That is the result of two recent investigations of courses in employment to primary care physicians (PCPs), one looking at the years 2008 to 2016 and the other 1998 to 2017.
It calls into issue the widely -held assumption among healthcare policymakers that lack of coverage is the main obstacle patients face in obtaining medical care, especially primary care.
One of the studies, written in Annals of Internal Medicine, concentrates on trends in visits to PCPs among a cohort of people age 18 to 64 enrolled with a national business insurer between 2008 and 2016. The authors examined records of 142 million primary care appointments among 94 million member-years (described as the total number of months those in the study were enrolled divided by 12).
After correcting for changes in age, income, and location among enrollees, the research found a 24 percent drop in PCP visits. Moreover, by the end of the period, 46 percent of the people in the knowledge had no PCP visits in a given year, up from 38 percent at the start of the period.

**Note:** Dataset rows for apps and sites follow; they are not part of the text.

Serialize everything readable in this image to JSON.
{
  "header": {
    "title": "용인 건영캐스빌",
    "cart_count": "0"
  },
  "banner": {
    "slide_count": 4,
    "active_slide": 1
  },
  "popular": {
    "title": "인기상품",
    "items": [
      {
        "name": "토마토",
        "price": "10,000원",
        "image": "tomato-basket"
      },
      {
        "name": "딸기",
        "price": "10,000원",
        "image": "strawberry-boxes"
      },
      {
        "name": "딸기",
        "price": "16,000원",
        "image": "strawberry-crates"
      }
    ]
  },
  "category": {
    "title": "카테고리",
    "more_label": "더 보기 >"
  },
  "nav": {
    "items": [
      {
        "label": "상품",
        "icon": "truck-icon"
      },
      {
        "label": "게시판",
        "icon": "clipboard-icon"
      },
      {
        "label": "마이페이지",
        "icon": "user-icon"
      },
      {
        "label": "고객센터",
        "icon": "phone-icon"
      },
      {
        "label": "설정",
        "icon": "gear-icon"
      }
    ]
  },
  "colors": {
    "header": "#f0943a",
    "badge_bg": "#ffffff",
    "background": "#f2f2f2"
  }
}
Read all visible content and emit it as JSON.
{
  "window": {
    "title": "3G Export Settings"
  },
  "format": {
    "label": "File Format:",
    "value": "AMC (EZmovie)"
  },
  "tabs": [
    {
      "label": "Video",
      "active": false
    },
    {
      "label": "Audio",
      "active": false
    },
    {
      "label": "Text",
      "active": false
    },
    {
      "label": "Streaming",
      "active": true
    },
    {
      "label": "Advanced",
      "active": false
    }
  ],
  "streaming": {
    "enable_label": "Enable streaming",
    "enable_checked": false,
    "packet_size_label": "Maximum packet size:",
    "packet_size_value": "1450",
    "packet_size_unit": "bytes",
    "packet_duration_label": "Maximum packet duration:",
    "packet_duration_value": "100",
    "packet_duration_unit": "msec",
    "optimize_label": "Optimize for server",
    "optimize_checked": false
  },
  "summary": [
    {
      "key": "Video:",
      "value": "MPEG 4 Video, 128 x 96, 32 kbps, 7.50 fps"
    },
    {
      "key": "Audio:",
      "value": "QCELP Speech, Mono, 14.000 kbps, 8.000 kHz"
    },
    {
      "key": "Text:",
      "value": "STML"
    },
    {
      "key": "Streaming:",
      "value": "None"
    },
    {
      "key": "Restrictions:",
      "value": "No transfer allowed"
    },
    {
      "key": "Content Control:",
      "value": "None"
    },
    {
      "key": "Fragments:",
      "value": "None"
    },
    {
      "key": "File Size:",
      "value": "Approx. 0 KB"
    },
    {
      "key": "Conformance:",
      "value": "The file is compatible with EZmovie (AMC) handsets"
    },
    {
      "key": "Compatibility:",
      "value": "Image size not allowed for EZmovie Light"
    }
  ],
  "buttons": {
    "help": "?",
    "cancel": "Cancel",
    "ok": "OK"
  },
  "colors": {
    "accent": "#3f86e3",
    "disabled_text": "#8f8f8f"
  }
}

The authors offer three potential reasons for the trend: first, that patients are becoming more content with going online to get information for writing non-acute needs, and talking with their doctor electronically rather than in person for some acute therapeutic requirements.
Second, more adults are employed in commercial plans with deductibles and/or copays for primary care visits, and the payment amounts required for both have been increasing, thus discouraging people from seeking care.
As evidence, the authors note that the decline in PCP visits was largest among people with low incomes, a group that other studies have shown to respond the most to higher out-of-pocket costs.
The third event, the authors say, is that sufferers are replacing PCP visits with visits to specialists, or receiving primary care at primary care centers, retail clinics, or via telemedicine.
The Research Conducted
The other study, which seems in JAMA Internal Medicine, focuses more particularly on the link between the deterioration in inpatient visits and the rising cost of obtaining primary care during the period 1998-2017. Using data from CDC and state health agency surveys, it found the number of insured adults who stated they couldn’t see a physician because of cost grew by 3.6 percentage points. Among adults without support, the increase was 5.9 percentage limits.
More disturbingly, the investigation finds more people with some common chronic diseases were unable to afford physician visits. For sufferers with cardiovascular illness, inflation was 5.9 percent. For those with elevated cholesterol, it was 3.5 percent, and for those with binge drinking, it was 3.1 percent. The proportion of chronically ill sufferers getting checkups did not change, nevertheless.
The authors note that these changes took place despite improvements in the number of insured Americans during the study period resulting from the Affordable Care Act, suggesting that “increasing copayments and deductibles have reduced the affordability of physician visits for this group [people with insurance].” “They also cite a RAND Corporation estimate that total healthcare expenses nearly doubled for customers between 1999 and 2009, far outstripping the inflation rate.”